Find every line in the records below that contains the word "icon", and copy each such line.

%%

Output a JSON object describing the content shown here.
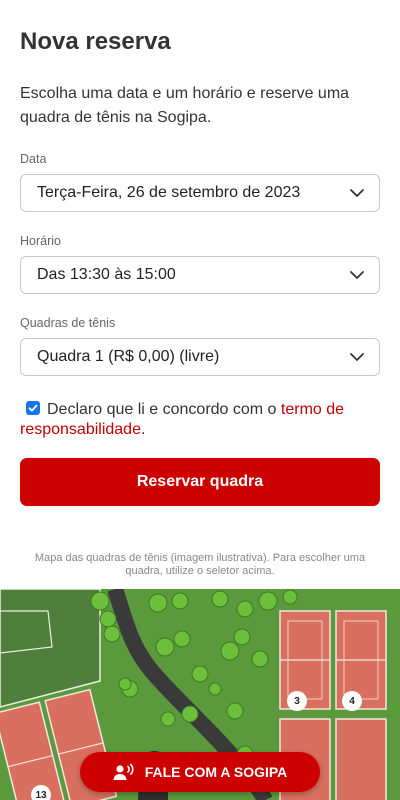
{
  "form": {
    "title": "Nova reserva",
    "intro": "Escolha uma data e um horário e reserve uma quadra de tênis na Sogipa.",
    "date_label": "Data",
    "date_value": "Terça-Feira, 26 de setembro de 2023",
    "time_label": "Horário",
    "time_value": "Das 13:30 às 15:00",
    "court_label": "Quadras de tênis",
    "court_value": "Quadra 1 (R$ 0,00) (livre)",
    "consent_text": "Declaro que li e concordo com o",
    "consent_link": "termo de responsabilidade",
    "consent_end": ".",
    "consent_checked": true,
    "submit_label": "Reservar quadra"
  },
  "map": {
    "caption": "Mapa das quadras de tênis (imagem ilustrativa). Para escolher uma quadra, utilize o seletor acima.",
    "court_numbers": [
      "3",
      "4",
      "13"
    ]
  },
  "contact": {
    "label": "FALE COM A SOGIPA"
  },
  "colors": {
    "accent": "#cc0000",
    "checkbox": "#1a73e8",
    "grass": "#5b9a3c",
    "court": "#d9705f"
  }
}
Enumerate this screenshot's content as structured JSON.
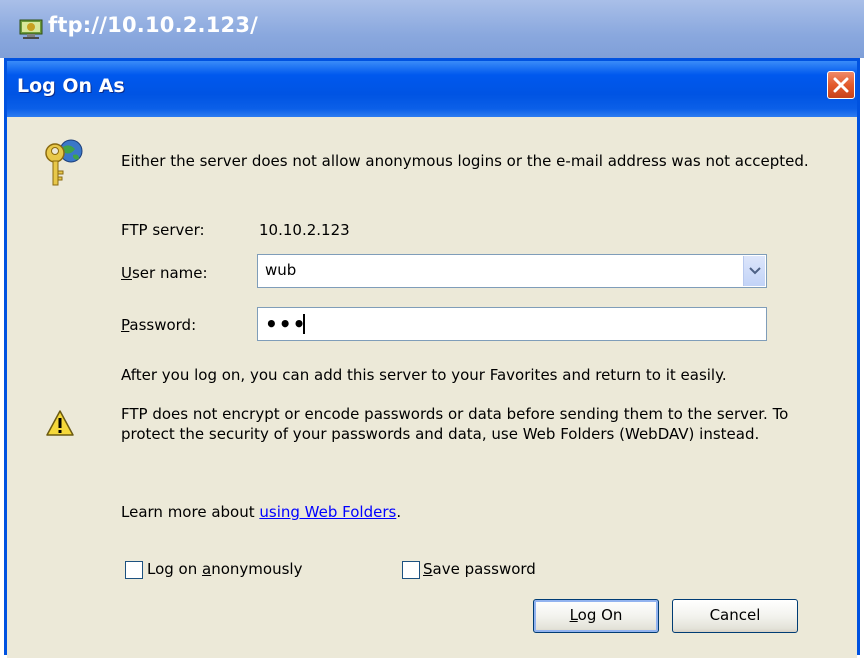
{
  "background_window": {
    "title": "ftp://10.10.2.123/",
    "icon": "ftp-folder-icon"
  },
  "dialog": {
    "title": "Log On As",
    "close_icon": "close-icon",
    "intro": "Either the server does not allow anonymous logins or the e-mail address was not accepted.",
    "ftp_server_label": "FTP server:",
    "ftp_server_value": "10.10.2.123",
    "username_label_prefix": "U",
    "username_label_rest": "ser name:",
    "username_value": "wub",
    "password_label_prefix": "P",
    "password_label_rest": "assword:",
    "password_value": "•••",
    "favorites_note": "After you log on, you can add this server to your Favorites and return to it easily.",
    "warning": "FTP does not encrypt or encode passwords or data before sending them to the server.  To protect the security of your passwords and data, use Web Folders (WebDAV) instead.",
    "learn_more_prefix": "Learn more about ",
    "learn_more_link": "using Web Folders",
    "learn_more_suffix": ".",
    "anonymous_label_pre": "Log on ",
    "anonymous_label_u": "a",
    "anonymous_label_post": "nonymously",
    "anonymous_checked": false,
    "save_password_label_u": "S",
    "save_password_label_post": "ave password",
    "save_password_checked": false,
    "logon_button_u": "L",
    "logon_button_post": "og On",
    "cancel_button": "Cancel"
  },
  "colors": {
    "title_bar": "#0054e3",
    "dialog_bg": "#ece9d8",
    "link": "#0000ff",
    "close_button": "#e35a2c"
  }
}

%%

▸ OUTPUT FOR THIS TASK:
    "icon": "ftp-folder-icon"
    "close_icon": "close-icon",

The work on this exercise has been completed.